**** Data provided ****

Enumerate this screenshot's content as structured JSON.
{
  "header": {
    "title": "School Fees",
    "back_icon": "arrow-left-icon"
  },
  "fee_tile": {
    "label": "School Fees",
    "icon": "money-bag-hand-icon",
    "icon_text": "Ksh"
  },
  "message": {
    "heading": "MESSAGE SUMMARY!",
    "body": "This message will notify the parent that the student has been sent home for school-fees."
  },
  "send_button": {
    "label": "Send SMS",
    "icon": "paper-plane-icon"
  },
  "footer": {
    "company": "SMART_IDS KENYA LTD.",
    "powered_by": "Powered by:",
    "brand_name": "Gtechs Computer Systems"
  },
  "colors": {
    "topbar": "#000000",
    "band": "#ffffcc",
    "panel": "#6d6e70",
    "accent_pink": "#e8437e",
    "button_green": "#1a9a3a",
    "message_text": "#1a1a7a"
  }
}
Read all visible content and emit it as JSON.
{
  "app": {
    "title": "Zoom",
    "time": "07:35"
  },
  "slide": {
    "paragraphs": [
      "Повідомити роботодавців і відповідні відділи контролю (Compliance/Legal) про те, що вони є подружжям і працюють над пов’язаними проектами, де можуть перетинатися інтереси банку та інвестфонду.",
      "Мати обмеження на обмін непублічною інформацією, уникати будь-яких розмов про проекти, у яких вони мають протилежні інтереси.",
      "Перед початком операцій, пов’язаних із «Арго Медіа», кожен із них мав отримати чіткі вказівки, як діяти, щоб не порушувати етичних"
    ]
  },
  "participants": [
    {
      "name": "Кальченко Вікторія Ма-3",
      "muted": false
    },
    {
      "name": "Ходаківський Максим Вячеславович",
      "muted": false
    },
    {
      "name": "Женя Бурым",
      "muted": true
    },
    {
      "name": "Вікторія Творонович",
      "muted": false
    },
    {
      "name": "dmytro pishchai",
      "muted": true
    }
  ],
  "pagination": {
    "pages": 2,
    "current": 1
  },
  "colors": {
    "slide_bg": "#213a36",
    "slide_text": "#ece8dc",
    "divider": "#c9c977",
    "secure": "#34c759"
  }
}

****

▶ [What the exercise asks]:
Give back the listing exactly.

▶ [Your response]:
Enumerate this screenshot's content as structured JSON.
{
  "header": {
    "title": "School Fees",
    "back_icon": "arrow-left-icon"
  },
  "fee_tile": {
    "label": "School Fees",
    "icon": "money-bag-hand-icon",
    "icon_text": "Ksh"
  },
  "message": {
    "heading": "MESSAGE SUMMARY!",
    "body": "This message will notify the parent that the student has been sent home for school-fees."
  },
  "send_button": {
    "label": "Send SMS",
    "icon": "paper-plane-icon"
  },
  "footer": {
    "company": "SMART_IDS KENYA LTD.",
    "powered_by": "Powered by:",
    "brand_name": "Gtechs Computer Systems"
  },
  "colors": {
    "topbar": "#000000",
    "band": "#ffffcc",
    "panel": "#6d6e70",
    "accent_pink": "#e8437e",
    "button_green": "#1a9a3a",
    "message_text": "#1a1a7a"
  }
}
Read all visible content and emit it as JSON.
{
  "app": {
    "title": "Zoom",
    "time": "07:35"
  },
  "slide": {
    "paragraphs": [
      "Повідомити роботодавців і відповідні відділи контролю (Compliance/Legal) про те, що вони є подружжям і працюють над пов’язаними проектами, де можуть перетинатися інтереси банку та інвестфонду.",
      "Мати обмеження на обмін непублічною інформацією, уникати будь-яких розмов про проекти, у яких вони мають протилежні інтереси.",
      "Перед початком операцій, пов’язаних із «Арго Медіа», кожен із них мав отримати чіткі вказівки, як діяти, щоб не порушувати етичних"
    ]
  },
  "participants": [
    {
      "name": "Кальченко Вікторія Ма-3",
      "muted": false
    },
    {
      "name": "Ходаківський Максим Вячеславович",
      "muted": false
    },
    {
      "name": "Женя Бурым",
      "muted": true
    },
    {
      "name": "Вікторія Творонович",
      "muted": false
    },
    {
      "name": "dmytro pishchai",
      "muted": true
    }
  ],
  "pagination": {
    "pages": 2,
    "current": 1
  },
  "colors": {
    "slide_bg": "#213a36",
    "slide_text": "#ece8dc",
    "divider": "#c9c977",
    "secure": "#34c759"
  }
}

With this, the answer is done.